** Records to process follows **
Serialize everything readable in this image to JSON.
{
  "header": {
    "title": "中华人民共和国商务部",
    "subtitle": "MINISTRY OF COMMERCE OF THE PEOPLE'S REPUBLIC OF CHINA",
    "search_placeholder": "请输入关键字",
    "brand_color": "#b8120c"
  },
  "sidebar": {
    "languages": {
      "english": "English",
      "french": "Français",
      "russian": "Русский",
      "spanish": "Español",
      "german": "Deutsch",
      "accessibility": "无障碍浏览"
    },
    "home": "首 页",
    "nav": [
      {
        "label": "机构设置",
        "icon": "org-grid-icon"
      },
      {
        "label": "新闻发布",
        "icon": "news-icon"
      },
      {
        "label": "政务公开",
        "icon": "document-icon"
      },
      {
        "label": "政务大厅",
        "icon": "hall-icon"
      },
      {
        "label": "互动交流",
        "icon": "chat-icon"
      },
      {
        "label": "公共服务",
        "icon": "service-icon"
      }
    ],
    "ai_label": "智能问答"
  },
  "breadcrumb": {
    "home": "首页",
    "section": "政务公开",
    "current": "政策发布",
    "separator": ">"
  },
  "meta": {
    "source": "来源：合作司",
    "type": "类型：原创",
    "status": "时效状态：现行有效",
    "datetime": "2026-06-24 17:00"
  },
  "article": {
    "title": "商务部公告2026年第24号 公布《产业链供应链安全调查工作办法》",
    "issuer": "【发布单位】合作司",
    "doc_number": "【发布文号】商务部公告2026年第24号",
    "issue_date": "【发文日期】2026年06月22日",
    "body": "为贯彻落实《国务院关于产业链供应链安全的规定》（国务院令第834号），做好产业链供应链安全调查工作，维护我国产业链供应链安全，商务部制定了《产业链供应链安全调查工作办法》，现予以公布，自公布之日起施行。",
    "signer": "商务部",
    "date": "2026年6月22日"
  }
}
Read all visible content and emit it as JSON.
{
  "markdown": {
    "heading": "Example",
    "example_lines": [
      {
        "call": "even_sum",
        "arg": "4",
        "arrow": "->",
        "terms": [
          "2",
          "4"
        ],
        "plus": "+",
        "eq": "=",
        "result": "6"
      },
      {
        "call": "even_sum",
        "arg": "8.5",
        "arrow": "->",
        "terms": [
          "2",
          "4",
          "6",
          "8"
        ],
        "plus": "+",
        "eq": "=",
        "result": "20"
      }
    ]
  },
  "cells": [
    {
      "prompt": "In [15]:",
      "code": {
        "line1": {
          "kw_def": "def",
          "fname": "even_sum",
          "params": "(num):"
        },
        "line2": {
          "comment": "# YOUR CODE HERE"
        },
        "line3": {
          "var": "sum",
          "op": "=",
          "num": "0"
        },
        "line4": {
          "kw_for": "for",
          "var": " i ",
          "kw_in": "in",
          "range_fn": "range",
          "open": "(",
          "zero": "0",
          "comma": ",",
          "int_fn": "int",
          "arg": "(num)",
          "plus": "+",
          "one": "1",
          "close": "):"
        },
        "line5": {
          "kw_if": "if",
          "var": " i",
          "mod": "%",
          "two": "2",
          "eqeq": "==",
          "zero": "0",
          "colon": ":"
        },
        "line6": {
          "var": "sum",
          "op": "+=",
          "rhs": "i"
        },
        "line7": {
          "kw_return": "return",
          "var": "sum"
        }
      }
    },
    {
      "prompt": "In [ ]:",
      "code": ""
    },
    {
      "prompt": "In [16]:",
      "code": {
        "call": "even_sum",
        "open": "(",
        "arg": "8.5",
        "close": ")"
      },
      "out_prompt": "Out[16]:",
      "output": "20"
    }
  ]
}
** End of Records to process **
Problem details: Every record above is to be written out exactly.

Task result:
Serialize everything readable in this image to JSON.
{
  "header": {
    "title": "中华人民共和国商务部",
    "subtitle": "MINISTRY OF COMMERCE OF THE PEOPLE'S REPUBLIC OF CHINA",
    "search_placeholder": "请输入关键字",
    "brand_color": "#b8120c"
  },
  "sidebar": {
    "languages": {
      "english": "English",
      "french": "Français",
      "russian": "Русский",
      "spanish": "Español",
      "german": "Deutsch",
      "accessibility": "无障碍浏览"
    },
    "home": "首 页",
    "nav": [
      {
        "label": "机构设置",
        "icon": "org-grid-icon"
      },
      {
        "label": "新闻发布",
        "icon": "news-icon"
      },
      {
        "label": "政务公开",
        "icon": "document-icon"
      },
      {
        "label": "政务大厅",
        "icon": "hall-icon"
      },
      {
        "label": "互动交流",
        "icon": "chat-icon"
      },
      {
        "label": "公共服务",
        "icon": "service-icon"
      }
    ],
    "ai_label": "智能问答"
  },
  "breadcrumb": {
    "home": "首页",
    "section": "政务公开",
    "current": "政策发布",
    "separator": ">"
  },
  "meta": {
    "source": "来源：合作司",
    "type": "类型：原创",
    "status": "时效状态：现行有效",
    "datetime": "2026-06-24 17:00"
  },
  "article": {
    "title": "商务部公告2026年第24号 公布《产业链供应链安全调查工作办法》",
    "issuer": "【发布单位】合作司",
    "doc_number": "【发布文号】商务部公告2026年第24号",
    "issue_date": "【发文日期】2026年06月22日",
    "body": "为贯彻落实《国务院关于产业链供应链安全的规定》（国务院令第834号），做好产业链供应链安全调查工作，维护我国产业链供应链安全，商务部制定了《产业链供应链安全调查工作办法》，现予以公布，自公布之日起施行。",
    "signer": "商务部",
    "date": "2026年6月22日"
  }
}
Read all visible content and emit it as JSON.
{
  "markdown": {
    "heading": "Example",
    "example_lines": [
      {
        "call": "even_sum",
        "arg": "4",
        "arrow": "->",
        "terms": [
          "2",
          "4"
        ],
        "plus": "+",
        "eq": "=",
        "result": "6"
      },
      {
        "call": "even_sum",
        "arg": "8.5",
        "arrow": "->",
        "terms": [
          "2",
          "4",
          "6",
          "8"
        ],
        "plus": "+",
        "eq": "=",
        "result": "20"
      }
    ]
  },
  "cells": [
    {
      "prompt": "In [15]:",
      "code": {
        "line1": {
          "kw_def": "def",
          "fname": "even_sum",
          "params": "(num):"
        },
        "line2": {
          "comment": "# YOUR CODE HERE"
        },
        "line3": {
          "var": "sum",
          "op": "=",
          "num": "0"
        },
        "line4": {
          "kw_for": "for",
          "var": " i ",
          "kw_in": "in",
          "range_fn": "range",
          "open": "(",
          "zero": "0",
          "comma": ",",
          "int_fn": "int",
          "arg": "(num)",
          "plus": "+",
          "one": "1",
          "close": "):"
        },
        "line5": {
          "kw_if": "if",
          "var": " i",
          "mod": "%",
          "two": "2",
          "eqeq": "==",
          "zero": "0",
          "colon": ":"
        },
        "line6": {
          "var": "sum",
          "op": "+=",
          "rhs": "i"
        },
        "line7": {
          "kw_return": "return",
          "var": "sum"
        }
      }
    },
    {
      "prompt": "In [ ]:",
      "code": ""
    },
    {
      "prompt": "In [16]:",
      "code": {
        "call": "even_sum",
        "open": "(",
        "arg": "8.5",
        "close": ")"
      },
      "out_prompt": "Out[16]:",
      "output": "20"
    }
  ]
}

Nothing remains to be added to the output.